[[ RECORDED DATA, beginning ]]

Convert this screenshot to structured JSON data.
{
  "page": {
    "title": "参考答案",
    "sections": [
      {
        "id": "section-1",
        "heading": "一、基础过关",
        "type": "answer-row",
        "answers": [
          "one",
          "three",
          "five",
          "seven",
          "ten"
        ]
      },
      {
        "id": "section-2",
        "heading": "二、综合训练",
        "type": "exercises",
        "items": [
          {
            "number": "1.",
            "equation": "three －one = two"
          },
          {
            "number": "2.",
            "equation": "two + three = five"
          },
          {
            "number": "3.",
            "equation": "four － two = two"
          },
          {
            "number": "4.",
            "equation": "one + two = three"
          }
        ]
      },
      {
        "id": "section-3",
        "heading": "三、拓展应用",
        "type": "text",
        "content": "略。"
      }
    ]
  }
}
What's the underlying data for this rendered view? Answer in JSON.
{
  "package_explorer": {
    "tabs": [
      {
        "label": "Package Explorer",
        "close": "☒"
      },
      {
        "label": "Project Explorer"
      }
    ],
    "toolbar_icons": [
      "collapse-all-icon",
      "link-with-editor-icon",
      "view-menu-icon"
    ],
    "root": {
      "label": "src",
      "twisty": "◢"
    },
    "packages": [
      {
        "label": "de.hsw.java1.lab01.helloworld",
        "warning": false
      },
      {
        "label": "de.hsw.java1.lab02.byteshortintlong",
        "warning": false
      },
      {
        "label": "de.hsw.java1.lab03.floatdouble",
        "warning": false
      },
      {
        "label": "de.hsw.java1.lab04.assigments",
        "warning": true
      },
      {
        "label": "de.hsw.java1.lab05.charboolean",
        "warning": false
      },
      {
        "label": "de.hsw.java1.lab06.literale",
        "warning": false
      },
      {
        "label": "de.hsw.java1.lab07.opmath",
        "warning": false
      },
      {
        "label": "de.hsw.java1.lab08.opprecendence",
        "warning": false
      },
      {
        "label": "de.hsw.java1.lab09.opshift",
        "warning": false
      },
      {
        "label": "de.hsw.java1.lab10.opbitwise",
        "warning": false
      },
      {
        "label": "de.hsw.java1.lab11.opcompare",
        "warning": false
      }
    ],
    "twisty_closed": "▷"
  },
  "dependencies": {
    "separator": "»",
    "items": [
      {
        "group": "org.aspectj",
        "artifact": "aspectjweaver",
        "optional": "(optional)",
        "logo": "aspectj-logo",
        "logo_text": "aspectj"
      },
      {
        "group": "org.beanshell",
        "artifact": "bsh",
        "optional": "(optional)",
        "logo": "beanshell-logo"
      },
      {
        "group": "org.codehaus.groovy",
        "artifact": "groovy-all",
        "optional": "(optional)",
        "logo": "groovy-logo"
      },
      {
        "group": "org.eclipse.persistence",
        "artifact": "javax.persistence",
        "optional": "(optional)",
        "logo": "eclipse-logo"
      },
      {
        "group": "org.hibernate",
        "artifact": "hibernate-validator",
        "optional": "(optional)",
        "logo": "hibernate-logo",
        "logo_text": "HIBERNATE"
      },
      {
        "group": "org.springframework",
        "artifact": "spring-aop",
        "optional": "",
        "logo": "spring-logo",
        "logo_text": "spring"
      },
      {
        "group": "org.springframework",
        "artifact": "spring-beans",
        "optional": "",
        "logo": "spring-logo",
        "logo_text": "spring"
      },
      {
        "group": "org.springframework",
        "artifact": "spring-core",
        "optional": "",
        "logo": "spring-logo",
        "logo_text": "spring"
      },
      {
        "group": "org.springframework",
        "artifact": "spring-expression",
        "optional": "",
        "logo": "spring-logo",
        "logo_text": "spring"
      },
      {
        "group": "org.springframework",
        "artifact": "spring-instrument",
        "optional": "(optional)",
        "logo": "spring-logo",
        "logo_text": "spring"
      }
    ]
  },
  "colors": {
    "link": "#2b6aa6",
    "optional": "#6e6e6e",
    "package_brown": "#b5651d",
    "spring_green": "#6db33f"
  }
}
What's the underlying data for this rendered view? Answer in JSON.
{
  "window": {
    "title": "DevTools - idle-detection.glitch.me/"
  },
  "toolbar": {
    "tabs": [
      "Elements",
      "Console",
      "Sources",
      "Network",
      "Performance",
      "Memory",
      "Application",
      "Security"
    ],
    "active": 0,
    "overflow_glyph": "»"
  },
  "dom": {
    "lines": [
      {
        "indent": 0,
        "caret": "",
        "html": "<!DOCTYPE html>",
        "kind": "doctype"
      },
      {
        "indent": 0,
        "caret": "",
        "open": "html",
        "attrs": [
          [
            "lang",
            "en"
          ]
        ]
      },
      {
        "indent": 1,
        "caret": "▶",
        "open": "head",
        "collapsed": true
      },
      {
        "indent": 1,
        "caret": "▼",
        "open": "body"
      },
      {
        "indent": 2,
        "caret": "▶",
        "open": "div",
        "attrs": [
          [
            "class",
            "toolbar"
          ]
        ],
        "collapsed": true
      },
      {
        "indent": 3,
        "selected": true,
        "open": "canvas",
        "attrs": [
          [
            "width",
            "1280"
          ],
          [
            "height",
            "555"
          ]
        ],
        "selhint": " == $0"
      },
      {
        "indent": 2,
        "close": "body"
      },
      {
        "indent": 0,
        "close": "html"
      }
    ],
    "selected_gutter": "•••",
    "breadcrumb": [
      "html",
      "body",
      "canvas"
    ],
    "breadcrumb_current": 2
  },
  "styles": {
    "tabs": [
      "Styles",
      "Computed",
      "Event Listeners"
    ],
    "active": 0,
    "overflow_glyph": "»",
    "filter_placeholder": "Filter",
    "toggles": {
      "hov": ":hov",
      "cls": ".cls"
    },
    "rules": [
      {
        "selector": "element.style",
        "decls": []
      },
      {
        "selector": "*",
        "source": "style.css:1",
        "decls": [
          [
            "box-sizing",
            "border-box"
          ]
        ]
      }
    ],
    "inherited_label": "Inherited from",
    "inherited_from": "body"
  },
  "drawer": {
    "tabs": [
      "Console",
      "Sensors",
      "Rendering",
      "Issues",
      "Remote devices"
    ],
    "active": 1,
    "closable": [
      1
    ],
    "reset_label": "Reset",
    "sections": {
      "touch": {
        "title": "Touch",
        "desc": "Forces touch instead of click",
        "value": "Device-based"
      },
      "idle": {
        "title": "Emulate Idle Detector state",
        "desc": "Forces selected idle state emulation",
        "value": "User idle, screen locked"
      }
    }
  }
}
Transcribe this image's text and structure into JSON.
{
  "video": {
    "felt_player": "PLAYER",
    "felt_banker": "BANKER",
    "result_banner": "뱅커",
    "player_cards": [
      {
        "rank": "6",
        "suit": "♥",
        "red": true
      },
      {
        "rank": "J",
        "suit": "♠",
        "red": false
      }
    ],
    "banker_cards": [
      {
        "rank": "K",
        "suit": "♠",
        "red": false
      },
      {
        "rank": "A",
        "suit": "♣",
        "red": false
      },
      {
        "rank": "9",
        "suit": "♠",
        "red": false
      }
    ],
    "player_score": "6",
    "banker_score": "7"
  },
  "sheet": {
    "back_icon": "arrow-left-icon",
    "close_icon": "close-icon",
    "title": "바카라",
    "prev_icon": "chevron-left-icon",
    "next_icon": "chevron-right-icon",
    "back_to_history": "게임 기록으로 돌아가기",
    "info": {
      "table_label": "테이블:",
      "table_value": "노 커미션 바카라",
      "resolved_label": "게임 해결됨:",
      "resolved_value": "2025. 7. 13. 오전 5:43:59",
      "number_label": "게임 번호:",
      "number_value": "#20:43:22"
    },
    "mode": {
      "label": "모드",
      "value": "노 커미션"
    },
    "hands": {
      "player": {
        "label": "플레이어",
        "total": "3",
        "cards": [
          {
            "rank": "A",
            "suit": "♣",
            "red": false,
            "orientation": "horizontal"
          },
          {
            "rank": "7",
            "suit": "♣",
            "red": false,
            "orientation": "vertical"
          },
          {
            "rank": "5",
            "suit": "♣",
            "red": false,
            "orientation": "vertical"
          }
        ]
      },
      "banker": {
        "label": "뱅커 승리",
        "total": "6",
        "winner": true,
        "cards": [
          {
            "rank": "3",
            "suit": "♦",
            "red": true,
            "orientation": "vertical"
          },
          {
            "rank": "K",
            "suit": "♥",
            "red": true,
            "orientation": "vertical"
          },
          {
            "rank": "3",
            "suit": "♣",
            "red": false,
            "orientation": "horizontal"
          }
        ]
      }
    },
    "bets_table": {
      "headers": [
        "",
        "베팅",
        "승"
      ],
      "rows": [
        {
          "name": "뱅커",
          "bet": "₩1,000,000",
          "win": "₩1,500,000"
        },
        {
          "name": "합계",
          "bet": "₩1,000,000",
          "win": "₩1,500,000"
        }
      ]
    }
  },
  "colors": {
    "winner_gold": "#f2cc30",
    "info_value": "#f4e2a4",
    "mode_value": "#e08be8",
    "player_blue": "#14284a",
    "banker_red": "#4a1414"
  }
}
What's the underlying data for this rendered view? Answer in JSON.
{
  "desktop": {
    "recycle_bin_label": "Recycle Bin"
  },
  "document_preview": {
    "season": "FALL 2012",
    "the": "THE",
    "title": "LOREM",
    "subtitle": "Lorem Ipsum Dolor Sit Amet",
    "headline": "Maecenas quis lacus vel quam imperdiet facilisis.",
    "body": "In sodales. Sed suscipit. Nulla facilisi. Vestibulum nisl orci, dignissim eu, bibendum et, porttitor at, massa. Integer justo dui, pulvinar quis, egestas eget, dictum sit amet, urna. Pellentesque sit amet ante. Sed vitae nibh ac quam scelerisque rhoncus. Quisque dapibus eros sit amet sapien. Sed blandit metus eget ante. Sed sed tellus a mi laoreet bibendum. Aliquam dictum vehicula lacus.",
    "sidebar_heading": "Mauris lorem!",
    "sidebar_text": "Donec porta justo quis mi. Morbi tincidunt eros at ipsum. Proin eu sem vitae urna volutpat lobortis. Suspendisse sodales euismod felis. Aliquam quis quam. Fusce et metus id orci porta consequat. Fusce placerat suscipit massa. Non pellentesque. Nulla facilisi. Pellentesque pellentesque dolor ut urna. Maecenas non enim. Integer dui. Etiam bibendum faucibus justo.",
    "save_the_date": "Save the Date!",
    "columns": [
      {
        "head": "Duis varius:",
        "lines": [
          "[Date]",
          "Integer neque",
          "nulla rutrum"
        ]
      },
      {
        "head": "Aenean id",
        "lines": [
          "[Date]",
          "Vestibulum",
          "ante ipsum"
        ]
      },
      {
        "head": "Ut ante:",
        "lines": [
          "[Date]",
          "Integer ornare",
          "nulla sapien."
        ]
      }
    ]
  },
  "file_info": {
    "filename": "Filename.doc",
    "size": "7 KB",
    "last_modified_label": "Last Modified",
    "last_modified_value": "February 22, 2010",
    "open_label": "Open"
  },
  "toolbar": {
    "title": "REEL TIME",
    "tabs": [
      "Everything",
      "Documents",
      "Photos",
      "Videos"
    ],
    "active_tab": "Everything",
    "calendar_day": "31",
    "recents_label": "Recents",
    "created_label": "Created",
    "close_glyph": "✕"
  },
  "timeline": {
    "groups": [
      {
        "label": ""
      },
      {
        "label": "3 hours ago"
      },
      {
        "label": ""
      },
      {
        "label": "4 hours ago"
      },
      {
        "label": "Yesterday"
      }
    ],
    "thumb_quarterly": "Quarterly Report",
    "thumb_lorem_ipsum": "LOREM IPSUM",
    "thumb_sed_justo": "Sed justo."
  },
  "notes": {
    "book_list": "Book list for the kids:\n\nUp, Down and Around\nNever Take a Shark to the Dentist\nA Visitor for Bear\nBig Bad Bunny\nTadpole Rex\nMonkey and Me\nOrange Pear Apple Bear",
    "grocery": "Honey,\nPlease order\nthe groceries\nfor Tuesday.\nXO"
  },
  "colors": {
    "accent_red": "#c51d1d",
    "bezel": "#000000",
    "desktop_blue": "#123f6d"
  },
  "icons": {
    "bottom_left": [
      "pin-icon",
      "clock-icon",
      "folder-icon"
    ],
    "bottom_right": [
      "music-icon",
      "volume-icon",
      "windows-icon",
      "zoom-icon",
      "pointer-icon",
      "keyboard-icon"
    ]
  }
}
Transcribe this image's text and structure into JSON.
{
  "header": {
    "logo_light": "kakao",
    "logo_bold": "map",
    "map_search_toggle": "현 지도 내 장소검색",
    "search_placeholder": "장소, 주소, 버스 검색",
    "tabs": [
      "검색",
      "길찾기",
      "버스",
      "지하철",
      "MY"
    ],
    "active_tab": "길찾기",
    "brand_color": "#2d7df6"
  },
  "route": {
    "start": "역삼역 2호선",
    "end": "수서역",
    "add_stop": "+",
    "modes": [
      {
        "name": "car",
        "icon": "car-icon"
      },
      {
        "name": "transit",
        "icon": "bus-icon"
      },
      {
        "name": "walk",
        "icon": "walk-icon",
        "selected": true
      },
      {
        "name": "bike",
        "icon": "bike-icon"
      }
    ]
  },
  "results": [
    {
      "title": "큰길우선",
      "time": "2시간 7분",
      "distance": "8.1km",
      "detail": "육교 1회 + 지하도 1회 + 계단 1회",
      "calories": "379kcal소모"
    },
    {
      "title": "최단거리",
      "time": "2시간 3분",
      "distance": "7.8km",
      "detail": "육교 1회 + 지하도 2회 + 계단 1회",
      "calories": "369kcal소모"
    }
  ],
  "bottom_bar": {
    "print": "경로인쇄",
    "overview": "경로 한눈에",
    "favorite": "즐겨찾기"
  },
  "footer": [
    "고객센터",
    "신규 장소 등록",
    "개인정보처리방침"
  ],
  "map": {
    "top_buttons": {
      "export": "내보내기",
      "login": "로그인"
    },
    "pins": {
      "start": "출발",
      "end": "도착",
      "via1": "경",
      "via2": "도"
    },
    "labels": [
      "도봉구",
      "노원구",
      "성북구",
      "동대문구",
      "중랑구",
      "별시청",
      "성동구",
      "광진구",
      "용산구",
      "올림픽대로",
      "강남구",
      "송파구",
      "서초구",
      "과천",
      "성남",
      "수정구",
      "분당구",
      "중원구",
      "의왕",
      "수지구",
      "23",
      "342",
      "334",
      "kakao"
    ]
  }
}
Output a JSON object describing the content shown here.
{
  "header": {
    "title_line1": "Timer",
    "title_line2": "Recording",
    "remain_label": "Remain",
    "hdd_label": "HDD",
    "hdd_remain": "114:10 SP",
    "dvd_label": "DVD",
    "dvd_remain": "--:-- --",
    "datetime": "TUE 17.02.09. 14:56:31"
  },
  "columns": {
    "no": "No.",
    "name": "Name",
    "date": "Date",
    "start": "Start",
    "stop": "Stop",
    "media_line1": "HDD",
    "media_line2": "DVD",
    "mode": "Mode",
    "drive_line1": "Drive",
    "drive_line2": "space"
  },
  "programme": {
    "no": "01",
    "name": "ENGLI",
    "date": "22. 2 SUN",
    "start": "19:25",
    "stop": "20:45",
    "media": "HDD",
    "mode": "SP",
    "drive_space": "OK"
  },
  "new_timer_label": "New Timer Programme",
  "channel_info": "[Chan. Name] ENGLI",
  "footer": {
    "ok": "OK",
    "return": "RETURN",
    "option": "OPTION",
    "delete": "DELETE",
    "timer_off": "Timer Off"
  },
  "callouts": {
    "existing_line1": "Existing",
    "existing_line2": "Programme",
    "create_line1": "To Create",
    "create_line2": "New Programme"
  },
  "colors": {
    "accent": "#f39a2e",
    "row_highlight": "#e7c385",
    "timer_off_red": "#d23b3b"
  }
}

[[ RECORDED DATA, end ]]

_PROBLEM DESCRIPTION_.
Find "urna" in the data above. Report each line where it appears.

_RESPONSE BELOW_.
    "body": "In sodales. Sed suscipit. Nulla facilisi. Vestibulum nisl orci, dignissim eu, bibendum et, porttitor at, massa. Integer justo dui, pulvinar quis, egestas eget, dictum sit amet, urna. Pellentesque sit amet ante. Sed vitae nibh ac quam scelerisque rhoncus. Quisque dapibus eros sit amet sapien. Sed blandit metus eget ante. Sed sed tellus a mi laoreet bibendum. Aliquam dictum vehicula lacus.",
    "sidebar_text": "Donec porta justo quis mi. Morbi tincidunt eros at ipsum. Proin eu sem vitae urna volutpat lobortis. Suspendisse sodales euismod felis. Aliquam quis quam. Fusce et metus id orci porta consequat. Fusce placerat suscipit massa. Non pellentesque. Nulla facilisi. Pellentesque pellentesque dolor ut urna. Maecenas non enim. Integer dui. Etiam bibendum faucibus justo.",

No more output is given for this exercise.